__What to work on__: A verbatim copy of the records below, pictures omitted, is the task.

__Element data from apps and pages__:

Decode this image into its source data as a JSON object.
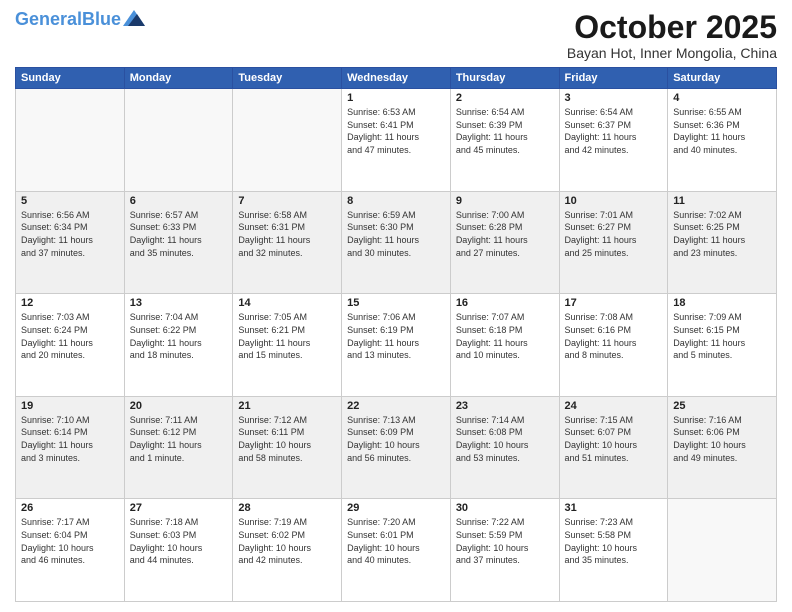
{
  "header": {
    "logo_line1": "General",
    "logo_line2": "Blue",
    "main_title": "October 2025",
    "subtitle": "Bayan Hot, Inner Mongolia, China"
  },
  "days_of_week": [
    "Sunday",
    "Monday",
    "Tuesday",
    "Wednesday",
    "Thursday",
    "Friday",
    "Saturday"
  ],
  "weeks": [
    [
      {
        "day": "",
        "info": ""
      },
      {
        "day": "",
        "info": ""
      },
      {
        "day": "",
        "info": ""
      },
      {
        "day": "1",
        "info": "Sunrise: 6:53 AM\nSunset: 6:41 PM\nDaylight: 11 hours\nand 47 minutes."
      },
      {
        "day": "2",
        "info": "Sunrise: 6:54 AM\nSunset: 6:39 PM\nDaylight: 11 hours\nand 45 minutes."
      },
      {
        "day": "3",
        "info": "Sunrise: 6:54 AM\nSunset: 6:37 PM\nDaylight: 11 hours\nand 42 minutes."
      },
      {
        "day": "4",
        "info": "Sunrise: 6:55 AM\nSunset: 6:36 PM\nDaylight: 11 hours\nand 40 minutes."
      }
    ],
    [
      {
        "day": "5",
        "info": "Sunrise: 6:56 AM\nSunset: 6:34 PM\nDaylight: 11 hours\nand 37 minutes."
      },
      {
        "day": "6",
        "info": "Sunrise: 6:57 AM\nSunset: 6:33 PM\nDaylight: 11 hours\nand 35 minutes."
      },
      {
        "day": "7",
        "info": "Sunrise: 6:58 AM\nSunset: 6:31 PM\nDaylight: 11 hours\nand 32 minutes."
      },
      {
        "day": "8",
        "info": "Sunrise: 6:59 AM\nSunset: 6:30 PM\nDaylight: 11 hours\nand 30 minutes."
      },
      {
        "day": "9",
        "info": "Sunrise: 7:00 AM\nSunset: 6:28 PM\nDaylight: 11 hours\nand 27 minutes."
      },
      {
        "day": "10",
        "info": "Sunrise: 7:01 AM\nSunset: 6:27 PM\nDaylight: 11 hours\nand 25 minutes."
      },
      {
        "day": "11",
        "info": "Sunrise: 7:02 AM\nSunset: 6:25 PM\nDaylight: 11 hours\nand 23 minutes."
      }
    ],
    [
      {
        "day": "12",
        "info": "Sunrise: 7:03 AM\nSunset: 6:24 PM\nDaylight: 11 hours\nand 20 minutes."
      },
      {
        "day": "13",
        "info": "Sunrise: 7:04 AM\nSunset: 6:22 PM\nDaylight: 11 hours\nand 18 minutes."
      },
      {
        "day": "14",
        "info": "Sunrise: 7:05 AM\nSunset: 6:21 PM\nDaylight: 11 hours\nand 15 minutes."
      },
      {
        "day": "15",
        "info": "Sunrise: 7:06 AM\nSunset: 6:19 PM\nDaylight: 11 hours\nand 13 minutes."
      },
      {
        "day": "16",
        "info": "Sunrise: 7:07 AM\nSunset: 6:18 PM\nDaylight: 11 hours\nand 10 minutes."
      },
      {
        "day": "17",
        "info": "Sunrise: 7:08 AM\nSunset: 6:16 PM\nDaylight: 11 hours\nand 8 minutes."
      },
      {
        "day": "18",
        "info": "Sunrise: 7:09 AM\nSunset: 6:15 PM\nDaylight: 11 hours\nand 5 minutes."
      }
    ],
    [
      {
        "day": "19",
        "info": "Sunrise: 7:10 AM\nSunset: 6:14 PM\nDaylight: 11 hours\nand 3 minutes."
      },
      {
        "day": "20",
        "info": "Sunrise: 7:11 AM\nSunset: 6:12 PM\nDaylight: 11 hours\nand 1 minute."
      },
      {
        "day": "21",
        "info": "Sunrise: 7:12 AM\nSunset: 6:11 PM\nDaylight: 10 hours\nand 58 minutes."
      },
      {
        "day": "22",
        "info": "Sunrise: 7:13 AM\nSunset: 6:09 PM\nDaylight: 10 hours\nand 56 minutes."
      },
      {
        "day": "23",
        "info": "Sunrise: 7:14 AM\nSunset: 6:08 PM\nDaylight: 10 hours\nand 53 minutes."
      },
      {
        "day": "24",
        "info": "Sunrise: 7:15 AM\nSunset: 6:07 PM\nDaylight: 10 hours\nand 51 minutes."
      },
      {
        "day": "25",
        "info": "Sunrise: 7:16 AM\nSunset: 6:06 PM\nDaylight: 10 hours\nand 49 minutes."
      }
    ],
    [
      {
        "day": "26",
        "info": "Sunrise: 7:17 AM\nSunset: 6:04 PM\nDaylight: 10 hours\nand 46 minutes."
      },
      {
        "day": "27",
        "info": "Sunrise: 7:18 AM\nSunset: 6:03 PM\nDaylight: 10 hours\nand 44 minutes."
      },
      {
        "day": "28",
        "info": "Sunrise: 7:19 AM\nSunset: 6:02 PM\nDaylight: 10 hours\nand 42 minutes."
      },
      {
        "day": "29",
        "info": "Sunrise: 7:20 AM\nSunset: 6:01 PM\nDaylight: 10 hours\nand 40 minutes."
      },
      {
        "day": "30",
        "info": "Sunrise: 7:22 AM\nSunset: 5:59 PM\nDaylight: 10 hours\nand 37 minutes."
      },
      {
        "day": "31",
        "info": "Sunrise: 7:23 AM\nSunset: 5:58 PM\nDaylight: 10 hours\nand 35 minutes."
      },
      {
        "day": "",
        "info": ""
      }
    ]
  ]
}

__Answer__:
Decode this image into its source data as a JSON object.
{
  "header": {
    "logo_line1": "General",
    "logo_line2": "Blue",
    "main_title": "October 2025",
    "subtitle": "Bayan Hot, Inner Mongolia, China"
  },
  "days_of_week": [
    "Sunday",
    "Monday",
    "Tuesday",
    "Wednesday",
    "Thursday",
    "Friday",
    "Saturday"
  ],
  "weeks": [
    [
      {
        "day": "",
        "info": ""
      },
      {
        "day": "",
        "info": ""
      },
      {
        "day": "",
        "info": ""
      },
      {
        "day": "1",
        "info": "Sunrise: 6:53 AM\nSunset: 6:41 PM\nDaylight: 11 hours\nand 47 minutes."
      },
      {
        "day": "2",
        "info": "Sunrise: 6:54 AM\nSunset: 6:39 PM\nDaylight: 11 hours\nand 45 minutes."
      },
      {
        "day": "3",
        "info": "Sunrise: 6:54 AM\nSunset: 6:37 PM\nDaylight: 11 hours\nand 42 minutes."
      },
      {
        "day": "4",
        "info": "Sunrise: 6:55 AM\nSunset: 6:36 PM\nDaylight: 11 hours\nand 40 minutes."
      }
    ],
    [
      {
        "day": "5",
        "info": "Sunrise: 6:56 AM\nSunset: 6:34 PM\nDaylight: 11 hours\nand 37 minutes."
      },
      {
        "day": "6",
        "info": "Sunrise: 6:57 AM\nSunset: 6:33 PM\nDaylight: 11 hours\nand 35 minutes."
      },
      {
        "day": "7",
        "info": "Sunrise: 6:58 AM\nSunset: 6:31 PM\nDaylight: 11 hours\nand 32 minutes."
      },
      {
        "day": "8",
        "info": "Sunrise: 6:59 AM\nSunset: 6:30 PM\nDaylight: 11 hours\nand 30 minutes."
      },
      {
        "day": "9",
        "info": "Sunrise: 7:00 AM\nSunset: 6:28 PM\nDaylight: 11 hours\nand 27 minutes."
      },
      {
        "day": "10",
        "info": "Sunrise: 7:01 AM\nSunset: 6:27 PM\nDaylight: 11 hours\nand 25 minutes."
      },
      {
        "day": "11",
        "info": "Sunrise: 7:02 AM\nSunset: 6:25 PM\nDaylight: 11 hours\nand 23 minutes."
      }
    ],
    [
      {
        "day": "12",
        "info": "Sunrise: 7:03 AM\nSunset: 6:24 PM\nDaylight: 11 hours\nand 20 minutes."
      },
      {
        "day": "13",
        "info": "Sunrise: 7:04 AM\nSunset: 6:22 PM\nDaylight: 11 hours\nand 18 minutes."
      },
      {
        "day": "14",
        "info": "Sunrise: 7:05 AM\nSunset: 6:21 PM\nDaylight: 11 hours\nand 15 minutes."
      },
      {
        "day": "15",
        "info": "Sunrise: 7:06 AM\nSunset: 6:19 PM\nDaylight: 11 hours\nand 13 minutes."
      },
      {
        "day": "16",
        "info": "Sunrise: 7:07 AM\nSunset: 6:18 PM\nDaylight: 11 hours\nand 10 minutes."
      },
      {
        "day": "17",
        "info": "Sunrise: 7:08 AM\nSunset: 6:16 PM\nDaylight: 11 hours\nand 8 minutes."
      },
      {
        "day": "18",
        "info": "Sunrise: 7:09 AM\nSunset: 6:15 PM\nDaylight: 11 hours\nand 5 minutes."
      }
    ],
    [
      {
        "day": "19",
        "info": "Sunrise: 7:10 AM\nSunset: 6:14 PM\nDaylight: 11 hours\nand 3 minutes."
      },
      {
        "day": "20",
        "info": "Sunrise: 7:11 AM\nSunset: 6:12 PM\nDaylight: 11 hours\nand 1 minute."
      },
      {
        "day": "21",
        "info": "Sunrise: 7:12 AM\nSunset: 6:11 PM\nDaylight: 10 hours\nand 58 minutes."
      },
      {
        "day": "22",
        "info": "Sunrise: 7:13 AM\nSunset: 6:09 PM\nDaylight: 10 hours\nand 56 minutes."
      },
      {
        "day": "23",
        "info": "Sunrise: 7:14 AM\nSunset: 6:08 PM\nDaylight: 10 hours\nand 53 minutes."
      },
      {
        "day": "24",
        "info": "Sunrise: 7:15 AM\nSunset: 6:07 PM\nDaylight: 10 hours\nand 51 minutes."
      },
      {
        "day": "25",
        "info": "Sunrise: 7:16 AM\nSunset: 6:06 PM\nDaylight: 10 hours\nand 49 minutes."
      }
    ],
    [
      {
        "day": "26",
        "info": "Sunrise: 7:17 AM\nSunset: 6:04 PM\nDaylight: 10 hours\nand 46 minutes."
      },
      {
        "day": "27",
        "info": "Sunrise: 7:18 AM\nSunset: 6:03 PM\nDaylight: 10 hours\nand 44 minutes."
      },
      {
        "day": "28",
        "info": "Sunrise: 7:19 AM\nSunset: 6:02 PM\nDaylight: 10 hours\nand 42 minutes."
      },
      {
        "day": "29",
        "info": "Sunrise: 7:20 AM\nSunset: 6:01 PM\nDaylight: 10 hours\nand 40 minutes."
      },
      {
        "day": "30",
        "info": "Sunrise: 7:22 AM\nSunset: 5:59 PM\nDaylight: 10 hours\nand 37 minutes."
      },
      {
        "day": "31",
        "info": "Sunrise: 7:23 AM\nSunset: 5:58 PM\nDaylight: 10 hours\nand 35 minutes."
      },
      {
        "day": "",
        "info": ""
      }
    ]
  ]
}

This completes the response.